# ASSIGNED TASK
Without the pictures, return each record as it appears.

# Entries from a dataset of interfaces

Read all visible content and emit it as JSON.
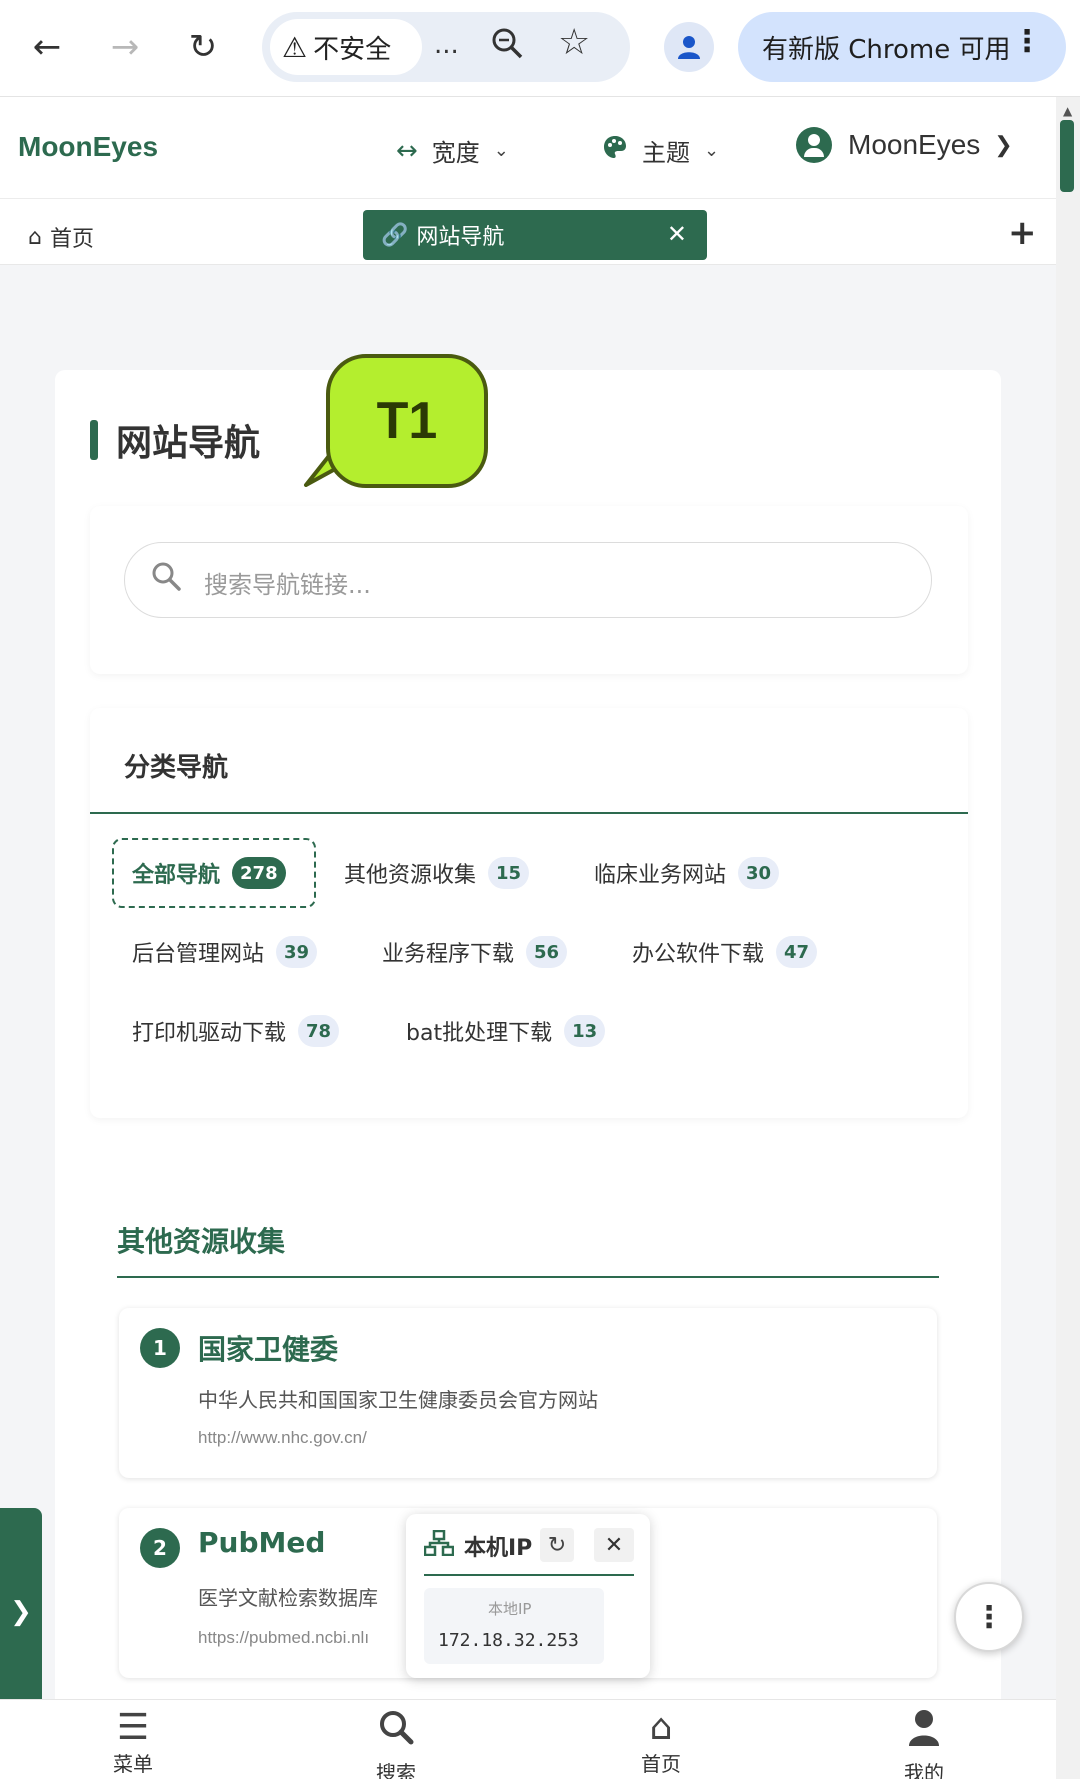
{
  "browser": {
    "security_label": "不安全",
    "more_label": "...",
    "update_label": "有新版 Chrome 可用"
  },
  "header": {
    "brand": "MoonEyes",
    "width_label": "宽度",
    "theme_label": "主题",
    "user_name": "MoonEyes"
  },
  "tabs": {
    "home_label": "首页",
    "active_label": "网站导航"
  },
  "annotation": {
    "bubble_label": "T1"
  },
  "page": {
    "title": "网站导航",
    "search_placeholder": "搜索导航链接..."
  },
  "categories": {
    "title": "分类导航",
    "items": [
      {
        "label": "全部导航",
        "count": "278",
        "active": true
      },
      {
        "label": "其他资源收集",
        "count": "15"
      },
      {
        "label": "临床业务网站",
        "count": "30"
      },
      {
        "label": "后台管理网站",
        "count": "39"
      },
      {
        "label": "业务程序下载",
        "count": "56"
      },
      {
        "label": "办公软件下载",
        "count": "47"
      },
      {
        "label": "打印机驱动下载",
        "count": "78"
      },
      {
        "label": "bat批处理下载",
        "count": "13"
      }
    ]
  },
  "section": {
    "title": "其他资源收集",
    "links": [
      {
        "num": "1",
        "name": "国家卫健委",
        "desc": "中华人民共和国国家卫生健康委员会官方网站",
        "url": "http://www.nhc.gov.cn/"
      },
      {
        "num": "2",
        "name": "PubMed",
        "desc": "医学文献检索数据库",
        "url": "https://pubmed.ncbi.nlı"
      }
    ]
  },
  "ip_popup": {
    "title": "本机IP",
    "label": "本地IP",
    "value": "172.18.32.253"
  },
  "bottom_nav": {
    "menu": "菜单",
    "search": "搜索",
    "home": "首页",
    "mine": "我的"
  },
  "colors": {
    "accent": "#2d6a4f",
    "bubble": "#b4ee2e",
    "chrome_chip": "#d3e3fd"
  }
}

# REPLY TO THE TASK
Read all visible content and emit it as JSON.
{
  "browser": {
    "security_label": "不安全",
    "more_label": "...",
    "update_label": "有新版 Chrome 可用"
  },
  "header": {
    "brand": "MoonEyes",
    "width_label": "宽度",
    "theme_label": "主题",
    "user_name": "MoonEyes"
  },
  "tabs": {
    "home_label": "首页",
    "active_label": "网站导航"
  },
  "annotation": {
    "bubble_label": "T1"
  },
  "page": {
    "title": "网站导航",
    "search_placeholder": "搜索导航链接..."
  },
  "categories": {
    "title": "分类导航",
    "items": [
      {
        "label": "全部导航",
        "count": "278",
        "active": true
      },
      {
        "label": "其他资源收集",
        "count": "15"
      },
      {
        "label": "临床业务网站",
        "count": "30"
      },
      {
        "label": "后台管理网站",
        "count": "39"
      },
      {
        "label": "业务程序下载",
        "count": "56"
      },
      {
        "label": "办公软件下载",
        "count": "47"
      },
      {
        "label": "打印机驱动下载",
        "count": "78"
      },
      {
        "label": "bat批处理下载",
        "count": "13"
      }
    ]
  },
  "section": {
    "title": "其他资源收集",
    "links": [
      {
        "num": "1",
        "name": "国家卫健委",
        "desc": "中华人民共和国国家卫生健康委员会官方网站",
        "url": "http://www.nhc.gov.cn/"
      },
      {
        "num": "2",
        "name": "PubMed",
        "desc": "医学文献检索数据库",
        "url": "https://pubmed.ncbi.nlı"
      }
    ]
  },
  "ip_popup": {
    "title": "本机IP",
    "label": "本地IP",
    "value": "172.18.32.253"
  },
  "bottom_nav": {
    "menu": "菜单",
    "search": "搜索",
    "home": "首页",
    "mine": "我的"
  },
  "colors": {
    "accent": "#2d6a4f",
    "bubble": "#b4ee2e",
    "chrome_chip": "#d3e3fd"
  }
}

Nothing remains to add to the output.